That's in part because of climate change and decades of premiums lagging risk, according to Nicholas Pinter, professor of geology at Southern Illinois University. But the "government handout" of flood insurance subsidies will have to end, he told MainStreet - with homeowners absorbing a "doubling or tripling, or in some cases much more," increase in premiums. That, or else floodplain residents should consider moving to higher ground.
George Kasimos, a real estate agent in Toms River, N.J., is intimately familiar with flood insurance. His home was damaged by Superstorm Sandy, but his claim was paid, and he rebuilt. Kasimos says the $24 billion flood insurance shortfall is due to the bureaucracy and "mismanagement" of the Federal Emergency Management Agency.
"Only 44% of our premiums actually go toward paying of our claims," he says. Kasimos contends that out-of-control expenses - and litigation defense - are contributing to the insurance program debt.
If you do have insurance, homeowners should take photos of their home and valuable items and download the pictures to a website so they can retrieve it remotely in the aftermath of a storm for an insurance claim.
Don't Forget Your Car
Consumers also need to prepare by checking their auto insurance coverage.
Drivers have two options when they purchase auto insurance to protect their vehicles. Collision only provides coverage for when a driver collides with another object or vehicle.
Comprehensive insurance, which is cheaper and often purchased by people with older cars, provides coverage for risks such as fire, theft, falling objects, hail, wind, vandalism, striking an animal and floods, said Bill Crowley, worldwide automobile claim manager for Chubb Insurance in Warren, N.J.
The most common weather-related claims are for hail, falling tree limbs and water damage. To avoid gaps in your coverage, drivers should aim to purchase both collision and comprehensive coverage, he said.

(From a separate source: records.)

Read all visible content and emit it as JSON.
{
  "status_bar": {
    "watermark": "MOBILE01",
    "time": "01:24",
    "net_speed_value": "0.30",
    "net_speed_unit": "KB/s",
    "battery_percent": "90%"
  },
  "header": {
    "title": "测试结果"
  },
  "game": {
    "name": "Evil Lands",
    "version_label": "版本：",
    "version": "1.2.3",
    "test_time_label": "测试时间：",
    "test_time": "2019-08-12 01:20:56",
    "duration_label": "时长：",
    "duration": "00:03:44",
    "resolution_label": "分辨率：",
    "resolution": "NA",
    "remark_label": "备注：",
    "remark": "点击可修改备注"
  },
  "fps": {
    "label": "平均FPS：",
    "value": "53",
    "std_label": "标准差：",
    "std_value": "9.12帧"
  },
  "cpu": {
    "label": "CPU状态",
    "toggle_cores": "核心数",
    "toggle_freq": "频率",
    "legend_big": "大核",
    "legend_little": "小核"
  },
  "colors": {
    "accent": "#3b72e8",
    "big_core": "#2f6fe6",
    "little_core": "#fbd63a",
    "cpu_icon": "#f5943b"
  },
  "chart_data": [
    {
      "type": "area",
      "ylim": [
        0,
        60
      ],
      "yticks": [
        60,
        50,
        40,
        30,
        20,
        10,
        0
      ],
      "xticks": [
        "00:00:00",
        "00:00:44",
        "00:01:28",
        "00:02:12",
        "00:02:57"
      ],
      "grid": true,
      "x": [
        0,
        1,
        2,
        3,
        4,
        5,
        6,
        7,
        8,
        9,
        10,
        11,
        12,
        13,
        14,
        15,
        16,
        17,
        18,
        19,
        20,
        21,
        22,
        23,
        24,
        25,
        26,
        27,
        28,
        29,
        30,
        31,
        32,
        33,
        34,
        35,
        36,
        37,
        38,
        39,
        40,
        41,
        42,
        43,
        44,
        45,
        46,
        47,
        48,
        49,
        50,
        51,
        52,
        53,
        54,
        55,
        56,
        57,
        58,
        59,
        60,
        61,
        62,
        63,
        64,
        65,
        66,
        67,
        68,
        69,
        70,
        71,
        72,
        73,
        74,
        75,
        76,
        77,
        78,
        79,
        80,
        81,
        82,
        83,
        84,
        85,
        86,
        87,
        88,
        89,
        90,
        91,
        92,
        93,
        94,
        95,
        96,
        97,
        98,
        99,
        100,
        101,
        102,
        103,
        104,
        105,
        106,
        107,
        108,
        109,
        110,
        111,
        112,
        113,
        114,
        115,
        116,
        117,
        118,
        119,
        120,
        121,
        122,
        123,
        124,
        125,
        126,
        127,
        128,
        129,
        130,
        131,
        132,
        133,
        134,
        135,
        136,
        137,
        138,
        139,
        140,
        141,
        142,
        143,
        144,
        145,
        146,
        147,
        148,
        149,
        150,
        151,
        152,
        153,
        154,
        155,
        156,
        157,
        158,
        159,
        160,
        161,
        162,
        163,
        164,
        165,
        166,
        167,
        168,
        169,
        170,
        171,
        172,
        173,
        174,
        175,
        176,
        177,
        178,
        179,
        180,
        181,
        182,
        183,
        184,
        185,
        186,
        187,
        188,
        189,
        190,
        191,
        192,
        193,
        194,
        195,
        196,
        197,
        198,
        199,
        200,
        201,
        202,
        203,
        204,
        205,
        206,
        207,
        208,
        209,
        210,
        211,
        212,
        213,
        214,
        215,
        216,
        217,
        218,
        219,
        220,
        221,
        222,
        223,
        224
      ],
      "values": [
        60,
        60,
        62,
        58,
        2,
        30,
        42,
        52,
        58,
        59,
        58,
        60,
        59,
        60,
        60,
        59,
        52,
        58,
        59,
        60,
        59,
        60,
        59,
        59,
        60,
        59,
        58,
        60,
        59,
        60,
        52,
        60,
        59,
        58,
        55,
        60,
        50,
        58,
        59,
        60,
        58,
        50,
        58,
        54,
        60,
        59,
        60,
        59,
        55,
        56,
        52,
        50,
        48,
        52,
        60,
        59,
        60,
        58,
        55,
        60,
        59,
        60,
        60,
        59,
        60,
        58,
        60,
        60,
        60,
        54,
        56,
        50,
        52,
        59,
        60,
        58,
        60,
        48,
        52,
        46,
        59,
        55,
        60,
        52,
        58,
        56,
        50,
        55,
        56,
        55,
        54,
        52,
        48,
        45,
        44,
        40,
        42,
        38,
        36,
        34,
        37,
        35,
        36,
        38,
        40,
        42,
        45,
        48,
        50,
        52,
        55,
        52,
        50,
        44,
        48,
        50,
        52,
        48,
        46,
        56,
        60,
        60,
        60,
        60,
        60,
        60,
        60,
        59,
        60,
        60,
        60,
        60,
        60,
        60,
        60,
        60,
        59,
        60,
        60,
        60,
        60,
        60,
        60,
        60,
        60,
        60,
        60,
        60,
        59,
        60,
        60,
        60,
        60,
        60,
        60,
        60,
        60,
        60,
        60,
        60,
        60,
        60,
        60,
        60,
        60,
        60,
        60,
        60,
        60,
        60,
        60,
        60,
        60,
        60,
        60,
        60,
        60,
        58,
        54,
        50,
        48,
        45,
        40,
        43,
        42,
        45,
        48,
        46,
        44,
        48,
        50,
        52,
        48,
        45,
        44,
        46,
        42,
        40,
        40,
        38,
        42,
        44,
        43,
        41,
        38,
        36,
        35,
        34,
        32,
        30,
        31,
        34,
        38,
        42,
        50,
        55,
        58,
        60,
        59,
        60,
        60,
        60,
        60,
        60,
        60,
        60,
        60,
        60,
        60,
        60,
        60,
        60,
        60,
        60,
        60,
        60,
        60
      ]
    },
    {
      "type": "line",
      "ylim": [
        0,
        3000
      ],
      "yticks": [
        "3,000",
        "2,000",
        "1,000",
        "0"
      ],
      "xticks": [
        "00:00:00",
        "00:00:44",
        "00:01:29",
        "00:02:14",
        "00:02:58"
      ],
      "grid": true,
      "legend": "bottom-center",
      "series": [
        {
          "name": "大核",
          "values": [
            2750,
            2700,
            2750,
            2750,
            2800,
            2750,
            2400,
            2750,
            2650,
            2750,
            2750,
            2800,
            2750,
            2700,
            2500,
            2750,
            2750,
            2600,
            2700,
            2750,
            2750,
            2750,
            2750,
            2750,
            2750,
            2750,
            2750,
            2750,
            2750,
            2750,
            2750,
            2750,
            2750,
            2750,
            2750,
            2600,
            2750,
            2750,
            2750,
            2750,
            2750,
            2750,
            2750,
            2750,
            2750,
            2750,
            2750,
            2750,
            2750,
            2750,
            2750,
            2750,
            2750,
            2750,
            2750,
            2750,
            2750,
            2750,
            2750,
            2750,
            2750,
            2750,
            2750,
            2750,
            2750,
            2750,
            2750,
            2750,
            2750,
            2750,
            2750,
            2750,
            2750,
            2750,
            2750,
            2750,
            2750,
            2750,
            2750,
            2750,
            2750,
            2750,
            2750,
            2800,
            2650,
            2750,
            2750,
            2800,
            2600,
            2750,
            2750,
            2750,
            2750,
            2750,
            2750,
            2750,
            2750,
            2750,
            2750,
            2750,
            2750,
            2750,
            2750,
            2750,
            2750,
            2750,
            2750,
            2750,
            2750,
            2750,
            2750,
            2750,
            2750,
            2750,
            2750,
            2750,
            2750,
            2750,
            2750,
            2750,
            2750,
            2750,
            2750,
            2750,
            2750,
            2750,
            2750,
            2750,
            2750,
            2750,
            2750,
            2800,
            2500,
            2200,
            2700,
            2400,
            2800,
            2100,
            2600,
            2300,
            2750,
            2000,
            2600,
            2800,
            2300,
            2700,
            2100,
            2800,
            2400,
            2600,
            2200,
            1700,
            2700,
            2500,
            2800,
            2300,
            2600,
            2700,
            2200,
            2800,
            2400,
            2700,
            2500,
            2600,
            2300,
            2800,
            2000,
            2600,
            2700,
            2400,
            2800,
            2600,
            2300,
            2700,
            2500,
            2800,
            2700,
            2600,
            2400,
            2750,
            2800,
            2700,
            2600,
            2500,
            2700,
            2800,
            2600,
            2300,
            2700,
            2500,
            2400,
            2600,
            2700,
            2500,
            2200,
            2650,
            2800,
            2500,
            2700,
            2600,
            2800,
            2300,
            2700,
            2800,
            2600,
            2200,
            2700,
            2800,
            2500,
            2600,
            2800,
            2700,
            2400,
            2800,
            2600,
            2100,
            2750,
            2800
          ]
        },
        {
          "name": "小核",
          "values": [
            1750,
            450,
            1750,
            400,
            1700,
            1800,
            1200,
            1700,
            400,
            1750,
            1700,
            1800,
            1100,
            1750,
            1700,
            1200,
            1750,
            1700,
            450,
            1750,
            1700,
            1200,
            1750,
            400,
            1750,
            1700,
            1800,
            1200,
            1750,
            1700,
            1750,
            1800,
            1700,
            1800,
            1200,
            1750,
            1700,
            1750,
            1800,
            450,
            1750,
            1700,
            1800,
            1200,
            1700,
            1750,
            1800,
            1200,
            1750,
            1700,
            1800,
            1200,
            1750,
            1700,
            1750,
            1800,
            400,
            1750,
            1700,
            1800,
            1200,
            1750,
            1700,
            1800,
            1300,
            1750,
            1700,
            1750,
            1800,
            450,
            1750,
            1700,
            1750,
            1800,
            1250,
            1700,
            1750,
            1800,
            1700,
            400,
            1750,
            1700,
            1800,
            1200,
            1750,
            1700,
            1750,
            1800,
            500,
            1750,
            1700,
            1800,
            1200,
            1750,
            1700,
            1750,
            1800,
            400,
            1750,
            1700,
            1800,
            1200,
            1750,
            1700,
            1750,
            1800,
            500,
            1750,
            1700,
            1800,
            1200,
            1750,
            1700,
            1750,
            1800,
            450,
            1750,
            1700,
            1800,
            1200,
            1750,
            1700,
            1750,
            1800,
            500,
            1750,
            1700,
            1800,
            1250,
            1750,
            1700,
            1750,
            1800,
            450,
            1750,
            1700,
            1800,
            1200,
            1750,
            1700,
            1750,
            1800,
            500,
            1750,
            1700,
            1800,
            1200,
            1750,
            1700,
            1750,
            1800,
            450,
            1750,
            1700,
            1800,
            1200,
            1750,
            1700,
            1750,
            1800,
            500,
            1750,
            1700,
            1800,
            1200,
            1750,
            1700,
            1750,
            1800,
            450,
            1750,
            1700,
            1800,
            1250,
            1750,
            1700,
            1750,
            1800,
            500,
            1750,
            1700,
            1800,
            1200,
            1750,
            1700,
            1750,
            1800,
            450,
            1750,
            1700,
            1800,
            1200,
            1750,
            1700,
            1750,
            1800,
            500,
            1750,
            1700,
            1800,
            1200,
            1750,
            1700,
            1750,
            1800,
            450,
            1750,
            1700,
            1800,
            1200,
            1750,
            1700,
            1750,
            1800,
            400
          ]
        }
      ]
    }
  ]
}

One frequent occurrence is a claim for water damage after the car has been driven into water that is "deep enough to severely damage the vehicle," Crowley said. Although Chubb considers these losses under the "comprehensive" coverage, other insurance companies will consider these situations as falling under "collision" and see the water as an object, he said.
For drivers who leave their cars in parking lots or on the street because of high water and experience damage to their vehicle, the case is usually considered a flood loss and becomes a comprehensive claim.
"Vehicle owners who do not have collision coverage on their vehicles may want to check with their insurer or to see what position they take on situations when the vehicle has been driven into deep water," Crowley said.
The amount of damage from a flood can be extensive and may not be limited to just the engine and electrical systems where you can view the extent of the loss, said Laura Adams, insuranceQuotes.com's senior analyst.
Tasks Prior to a Storm...
Beyond insurance. prepping your home is also essential: developing a current inventory of your possessions with their make and model numbers can speed up a claim and verify losses for your income tax return, said Jim Gustin, a senior property specialist at The Travelers Companies, the Hartford, Conn. insurance company.
Stocking up on food, bottled water and other essential items such as prescription drugs for a week is important, said Peter Duncanson, director of disaster restoration training for ServiceMaster Restore, a Memphis, Tenn.-based residential disaster restoration company. Create an emergency container filled with cash, a first aid kit, batteries and blankets. Make sure you add spare phone chargers and fill up your vehicle’s gas tank.
“Estimate that each family member will need a gallon of water every three days and have a ready supply of nonperishable foods,” he said.
Ensure Your Data Is Not Vulnerable...